First Solar (FSLR) watched shares tank 7 percent in late trading on Tuesday after the company released its quarterly earnings report, but the bloodletting began in earnest on Wednesday when shares plummeted to 13.4 percent by the end of the regular trading session.
The reason for the sell-off was no mystery. For the recently ended period, First Solar reported net income of $34 million, or $0.37 per share on revenue of $520 million, compared to the prior year period during which the company’s net income was $110 million, or $1.27 per share on revenue of $957 million. While the year-over-year decrease was drastic enough, the company also came up short of the $0.56 per share that analysts had been expecting.
The steep drop for shares created an undertow that dragged other solar stocks with it. Solar City (SCTY) was down 4.5 percent and SunPower (SPWR) ended the day almost 10 percent lower, while the Guggenheim Solar ETF ($TAN) shed nearly 8 percent to finish the day at $26.27.
First Solar is one of the biggest photovoltaic manufacturers in the world, and its success in recent years has had a lot to do with the fact that the thin metallic films it uses in its panels, though not the most efficient means of harnessing the sun’s rays, were until recently the cheapest, giving it an edge over its many competitors in the US and abroad.
The more efficient and expensive crystalline silicon panels have dropped in price lately as the result of a glut of manufacturing capacity, as well as a simultaneous drop in the price of the raw materials used to make them. And while this has made solar energy much cheaper, especially for consumers, it has more or less erased the very attractive discount that First Solar had been able to offer. This situation has been compounded by the fact that renewable energy subsidies have declined from the US to China.
But First Solar also had some legitimate circumstantial explanations for its grizzly second-quarter income statement.

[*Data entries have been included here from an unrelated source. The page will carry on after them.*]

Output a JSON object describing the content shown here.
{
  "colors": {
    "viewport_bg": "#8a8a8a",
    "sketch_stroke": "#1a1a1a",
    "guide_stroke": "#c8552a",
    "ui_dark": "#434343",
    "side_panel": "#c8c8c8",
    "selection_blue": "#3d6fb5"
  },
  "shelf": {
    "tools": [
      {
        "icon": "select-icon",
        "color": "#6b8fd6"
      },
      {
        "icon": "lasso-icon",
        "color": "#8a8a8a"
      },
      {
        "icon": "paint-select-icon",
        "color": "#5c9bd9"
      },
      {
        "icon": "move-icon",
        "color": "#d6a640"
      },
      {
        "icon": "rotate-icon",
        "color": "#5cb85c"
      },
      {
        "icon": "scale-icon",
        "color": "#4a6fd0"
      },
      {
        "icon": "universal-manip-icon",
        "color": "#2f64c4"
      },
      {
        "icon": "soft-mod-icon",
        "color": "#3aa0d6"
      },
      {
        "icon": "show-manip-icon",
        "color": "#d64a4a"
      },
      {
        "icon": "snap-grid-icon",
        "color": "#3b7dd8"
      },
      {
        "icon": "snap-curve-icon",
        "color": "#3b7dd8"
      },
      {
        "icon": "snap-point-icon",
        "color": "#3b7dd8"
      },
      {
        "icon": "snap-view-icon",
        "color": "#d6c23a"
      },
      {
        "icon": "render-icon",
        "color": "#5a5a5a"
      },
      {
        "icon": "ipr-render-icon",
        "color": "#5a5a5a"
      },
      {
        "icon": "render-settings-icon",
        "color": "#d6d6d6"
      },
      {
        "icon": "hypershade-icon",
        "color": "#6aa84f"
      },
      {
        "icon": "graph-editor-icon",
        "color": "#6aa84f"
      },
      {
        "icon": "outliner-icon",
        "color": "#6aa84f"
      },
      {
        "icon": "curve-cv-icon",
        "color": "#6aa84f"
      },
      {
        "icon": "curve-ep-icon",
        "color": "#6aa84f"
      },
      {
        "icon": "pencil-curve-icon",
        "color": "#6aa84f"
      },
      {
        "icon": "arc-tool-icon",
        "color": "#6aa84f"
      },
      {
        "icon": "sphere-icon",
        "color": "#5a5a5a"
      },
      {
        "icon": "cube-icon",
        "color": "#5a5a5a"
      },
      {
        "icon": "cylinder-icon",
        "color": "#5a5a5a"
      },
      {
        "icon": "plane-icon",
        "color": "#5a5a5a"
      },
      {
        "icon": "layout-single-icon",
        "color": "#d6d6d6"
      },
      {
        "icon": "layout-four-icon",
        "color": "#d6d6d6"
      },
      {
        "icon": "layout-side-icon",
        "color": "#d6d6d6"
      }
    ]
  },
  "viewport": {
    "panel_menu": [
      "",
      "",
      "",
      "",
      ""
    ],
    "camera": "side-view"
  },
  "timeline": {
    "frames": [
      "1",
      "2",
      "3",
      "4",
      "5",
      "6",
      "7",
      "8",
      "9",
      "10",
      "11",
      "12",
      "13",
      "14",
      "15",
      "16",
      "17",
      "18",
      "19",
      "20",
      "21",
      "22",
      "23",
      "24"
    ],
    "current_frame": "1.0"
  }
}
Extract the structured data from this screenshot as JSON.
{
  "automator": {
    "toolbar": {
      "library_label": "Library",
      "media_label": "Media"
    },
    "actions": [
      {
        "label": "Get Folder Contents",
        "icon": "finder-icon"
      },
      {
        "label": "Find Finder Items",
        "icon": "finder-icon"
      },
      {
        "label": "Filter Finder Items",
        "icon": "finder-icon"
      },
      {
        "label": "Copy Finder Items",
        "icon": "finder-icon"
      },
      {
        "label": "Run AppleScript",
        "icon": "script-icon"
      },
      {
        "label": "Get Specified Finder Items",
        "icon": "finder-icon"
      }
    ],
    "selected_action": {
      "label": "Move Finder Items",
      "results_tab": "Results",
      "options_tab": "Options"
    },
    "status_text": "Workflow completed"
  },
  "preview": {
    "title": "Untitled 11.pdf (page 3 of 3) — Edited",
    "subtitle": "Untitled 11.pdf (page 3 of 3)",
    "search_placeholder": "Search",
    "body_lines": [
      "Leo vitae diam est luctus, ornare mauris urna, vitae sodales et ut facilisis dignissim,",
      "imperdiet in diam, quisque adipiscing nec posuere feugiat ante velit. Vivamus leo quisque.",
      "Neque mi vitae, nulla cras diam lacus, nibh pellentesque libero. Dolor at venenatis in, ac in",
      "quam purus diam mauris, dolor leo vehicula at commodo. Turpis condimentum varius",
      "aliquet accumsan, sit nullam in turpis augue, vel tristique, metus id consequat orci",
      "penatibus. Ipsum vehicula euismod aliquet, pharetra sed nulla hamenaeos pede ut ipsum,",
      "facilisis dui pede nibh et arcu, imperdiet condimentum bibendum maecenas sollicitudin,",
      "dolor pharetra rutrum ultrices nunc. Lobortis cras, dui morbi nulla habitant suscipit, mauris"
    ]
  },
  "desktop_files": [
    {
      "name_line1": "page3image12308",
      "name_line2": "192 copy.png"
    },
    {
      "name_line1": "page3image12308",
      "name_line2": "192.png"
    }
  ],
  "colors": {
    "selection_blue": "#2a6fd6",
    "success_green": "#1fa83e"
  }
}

The company said that it had delayed the closing of a sale of one of its projects during the second quarter, and plans to hold on to some of its larger projects further into the development process than had been originally planned, a move that can pay off in the long run, but will inflate capital costs for the immediate future.
The company attempted to constrain the reaction to its second quarter performance by announcing a deal with General Electric (GE) that would delegate the production of its own solar panels to First Solar. GE had until recently been touting a plan to build the world’s largest solar farm, but scrapped the plan in favor of its expansion into oil and gas. The two companies had been working together already, but the new deal will give First Solar all of GE’s intellectual property in relation to thin-film technology, while GE will become one of the company’s largest shareholders.
First Solar closed Wednesday with shares at $40.49, a price that according to Forbes is below the stock’s book value of $41.93. The company has advanced almost 50 percent throughout 2013.